I know that the problem with earlier versions of IE compared to other browsers was, as you say, it's use of non-standard and non-compliant code.
As well as non-standard html, IE uses ActiveX, and used to use it's own Java engine, but that ceased some years ago.
The problem is, many web sites are written with IE in mind because, for various reasons, it is the most popular browser. So for example, if you intended to create a web site and the currently most popular browser was IE6, you would create it with IE6 in mind. You may or may not add code that examines which browser version and make the visitor is using, and use additional code that can render the web page accordingly, but all that is hard work and complex.
So, your web page is created and attracting visitors. Then Microsoft introduces IE7. You test IE7 on your web site and find it works, with, perhaps, only a few minor modifications. But don't forget, many users out there will still have IE6, so you don't want to do too much that breaks your web site for them.
And so it goes on. The facts that IE is the most popular browser and that Microsoft used it's own version of HTML causes problems as Microsoft turns towards compliance.
Most professional web sites should work with any browser because they have professional web designers. You mentioned the BBC web site, but I have used IE and other browsers at the BBC site and have seen no issues, so I am not sure what problems you are referring to there.
Hope that helps.
I'm just doing a bit of research about html5 and I'm just wondering what peoples opinions were?
Looking at past releases of Internet Explorer (most notably IE7), it appears they have always been fairly troubled and riddled with issues such as the lack of backwards compatibility. I myself gave up using this browser a long time ago in favour of Opera and more recently, Google Chrome.
IE8, despite being the most standards compliant release of IE so far apparently still has flaws and doesn't render some pages (such as some facebook pages, cnn, bbc, etc) properly. I just wondered why this is? Does the blame here fall with the web developers or with microsoft? I don't know a whole lot about it, but I'm leaning towards microsoft. Other browsers do not appear to have this problem. Can anybody set me straight?

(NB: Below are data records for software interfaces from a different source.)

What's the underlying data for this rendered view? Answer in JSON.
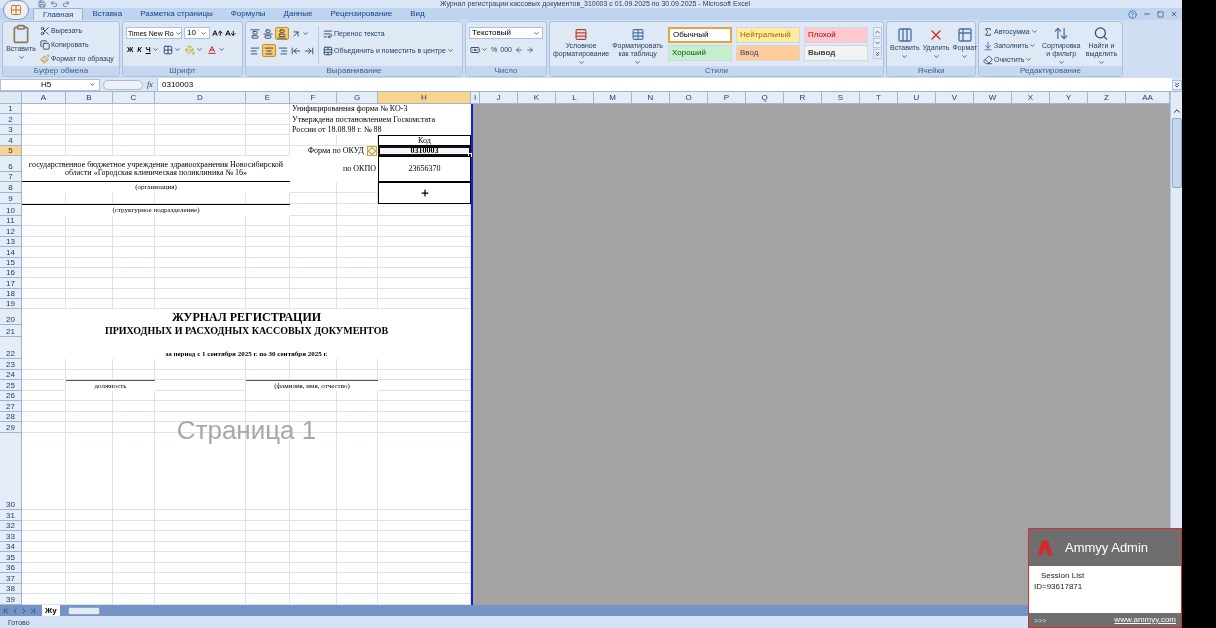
{
  "window": {
    "title": "Журнал регистрации кассовых документов_310003 с 01.09.2025 по 30.09.2025 - Microsoft Excel"
  },
  "ribbon_tabs": [
    {
      "label": "Главная",
      "selected": true
    },
    {
      "label": "Вставка",
      "selected": false
    },
    {
      "label": "Разметка страницы",
      "selected": false
    },
    {
      "label": "Формулы",
      "selected": false
    },
    {
      "label": "Данные",
      "selected": false
    },
    {
      "label": "Рецензирование",
      "selected": false
    },
    {
      "label": "Вид",
      "selected": false
    }
  ],
  "ribbon": {
    "clipboard": {
      "label": "Буфер обмена",
      "paste": "Вставить",
      "cut": "Вырезать",
      "copy": "Копировать",
      "format_painter": "Формат по образцу"
    },
    "font": {
      "label": "Шрифт",
      "font_name": "Times New Ro",
      "font_size": "10",
      "bold": "Ж",
      "italic": "К",
      "underline": "Ч"
    },
    "alignment": {
      "label": "Выравнивание",
      "vertical": [
        {
          "kind": "top",
          "selected": false
        },
        {
          "kind": "middle",
          "selected": false
        },
        {
          "kind": "bottom",
          "selected": true
        }
      ],
      "horizontal": [
        {
          "kind": "left",
          "selected": false
        },
        {
          "kind": "center",
          "selected": true
        },
        {
          "kind": "right",
          "selected": false
        }
      ],
      "wrap_text": "Перенос текста",
      "merge_center": "Объединить и поместить в центре"
    },
    "number": {
      "label": "Число",
      "format": "Текстовый",
      "percent": "%",
      "thousands": "000"
    },
    "styles": {
      "label": "Стили",
      "conditional_formatting": "Условное форматирование",
      "format_as_table": "Форматировать как таблицу",
      "gallery": [
        {
          "kind": "normal",
          "label": "Обычный",
          "selected": true
        },
        {
          "kind": "neutral",
          "label": "Нейтральный",
          "selected": false
        },
        {
          "kind": "bad",
          "label": "Плохой",
          "selected": false
        },
        {
          "kind": "good",
          "label": "Хороший",
          "selected": false
        },
        {
          "kind": "input",
          "label": "Ввод",
          "selected": false
        },
        {
          "kind": "output",
          "label": "Вывод",
          "selected": false
        }
      ]
    },
    "cells": {
      "label": "Ячейки",
      "insert": "Вставить",
      "delete": "Удалить",
      "format": "Формат"
    },
    "editing": {
      "label": "Редактирование",
      "autosum": "Автосумма",
      "fill": "Заполнить",
      "clear": "Очистить",
      "sort_filter": "Сортировка и фильтр",
      "find_select": "Найти и выделить"
    }
  },
  "formula_bar": {
    "name_box": "H5",
    "fx": "fx",
    "value": "0310003"
  },
  "columns": [
    {
      "label": "A",
      "selected": false
    },
    {
      "label": "B",
      "selected": false
    },
    {
      "label": "C",
      "selected": false
    },
    {
      "label": "D",
      "selected": false
    },
    {
      "label": "E",
      "selected": false
    },
    {
      "label": "F",
      "selected": false
    },
    {
      "label": "G",
      "selected": false
    },
    {
      "label": "H",
      "selected": true
    },
    {
      "label": "I",
      "selected": false
    },
    {
      "label": "J",
      "selected": false
    },
    {
      "label": "K",
      "selected": false
    },
    {
      "label": "L",
      "selected": false
    },
    {
      "label": "M",
      "selected": false
    },
    {
      "label": "N",
      "selected": false
    },
    {
      "label": "O",
      "selected": false
    },
    {
      "label": "P",
      "selected": false
    },
    {
      "label": "Q",
      "selected": false
    },
    {
      "label": "R",
      "selected": false
    },
    {
      "label": "S",
      "selected": false
    },
    {
      "label": "T",
      "selected": false
    },
    {
      "label": "U",
      "selected": false
    },
    {
      "label": "V",
      "selected": false
    },
    {
      "label": "W",
      "selected": false
    },
    {
      "label": "X",
      "selected": false
    },
    {
      "label": "Y",
      "selected": false
    },
    {
      "label": "Z",
      "selected": false
    },
    {
      "label": "AA",
      "selected": false
    }
  ],
  "rows": [
    {
      "label": "1",
      "selected": false
    },
    {
      "label": "2",
      "selected": false
    },
    {
      "label": "3",
      "selected": false
    },
    {
      "label": "4",
      "selected": false
    },
    {
      "label": "5",
      "selected": true
    },
    {
      "label": "6",
      "selected": false
    },
    {
      "label": "7",
      "selected": false
    },
    {
      "label": "8",
      "selected": false
    },
    {
      "label": "9",
      "selected": false
    },
    {
      "label": "10",
      "selected": false
    },
    {
      "label": "11",
      "selected": false
    },
    {
      "label": "12",
      "selected": false
    },
    {
      "label": "13",
      "selected": false
    },
    {
      "label": "14",
      "selected": false
    },
    {
      "label": "15",
      "selected": false
    },
    {
      "label": "16",
      "selected": false
    },
    {
      "label": "17",
      "selected": false
    },
    {
      "label": "18",
      "selected": false
    },
    {
      "label": "19",
      "selected": false
    },
    {
      "label": "20",
      "selected": false
    },
    {
      "label": "21",
      "selected": false
    },
    {
      "label": "22",
      "selected": false
    },
    {
      "label": "23",
      "selected": false
    },
    {
      "label": "24",
      "selected": false
    },
    {
      "label": "25",
      "selected": false
    },
    {
      "label": "26",
      "selected": false
    },
    {
      "label": "27",
      "selected": false
    },
    {
      "label": "28",
      "selected": false
    },
    {
      "label": "29",
      "selected": false
    },
    {
      "label": "30",
      "selected": false
    },
    {
      "label": "31",
      "selected": false
    },
    {
      "label": "32",
      "selected": false
    },
    {
      "label": "33",
      "selected": false
    },
    {
      "label": "34",
      "selected": false
    },
    {
      "label": "35",
      "selected": false
    },
    {
      "label": "36",
      "selected": false
    },
    {
      "label": "37",
      "selected": false
    },
    {
      "label": "38",
      "selected": false
    },
    {
      "label": "39",
      "selected": false
    }
  ],
  "cells": [
    {
      "text": "Унифицированная форма № КО-3",
      "selected": false
    },
    {
      "text": "Утверждена постановлением Госкомстата",
      "selected": false
    },
    {
      "text": "России от 18.08.98 г. № 88",
      "selected": false
    },
    {
      "text": "Код",
      "selected": false
    },
    {
      "text": "Форма по ОКУД",
      "selected": false
    },
    {
      "text": "0310003",
      "selected": true
    },
    {
      "text": "государственное бюджетное учреждение здравоохранения Новосибирской области «Городская клиническая поликлиника № 16»",
      "selected": false
    },
    {
      "text": "по ОКПО",
      "selected": false
    },
    {
      "text": "23656370",
      "selected": false
    },
    {
      "text": "(организация)",
      "selected": false
    },
    {
      "text": "(структурное подразделение)",
      "selected": false
    },
    {
      "text": "ЖУРНАЛ  РЕГИСТРАЦИИ",
      "selected": false
    },
    {
      "text": "ПРИХОДНЫХ И РАСХОДНЫХ КАССОВЫХ  ДОКУМЕНТОВ",
      "selected": false
    },
    {
      "text": "за период с  1 сентября 2025 г. по 30 сентября 2025 г.",
      "selected": false
    },
    {
      "text": "должность",
      "selected": false
    },
    {
      "text": "(фамилия, имя, отчество)",
      "selected": false
    }
  ],
  "page_label": "Страница 1",
  "sheet_tabs": [
    {
      "label": "Жу",
      "selected": true
    }
  ],
  "status_bar": {
    "text": "Готово"
  },
  "ammyy": {
    "title": "Ammyy Admin",
    "session_list": "Session List",
    "id": "ID=93617871",
    "expand": ">>>",
    "link": "www.ammyy.com"
  }
}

I've also heard that IE doesn't at the moment have as much support for HTML5 as other browsers. Does anybody else agree that when this new standard is released, while it is long overdue and needed, it will create another hurdle for developers to get it working with Internet Explorer, which currently captures 75% of the browser market.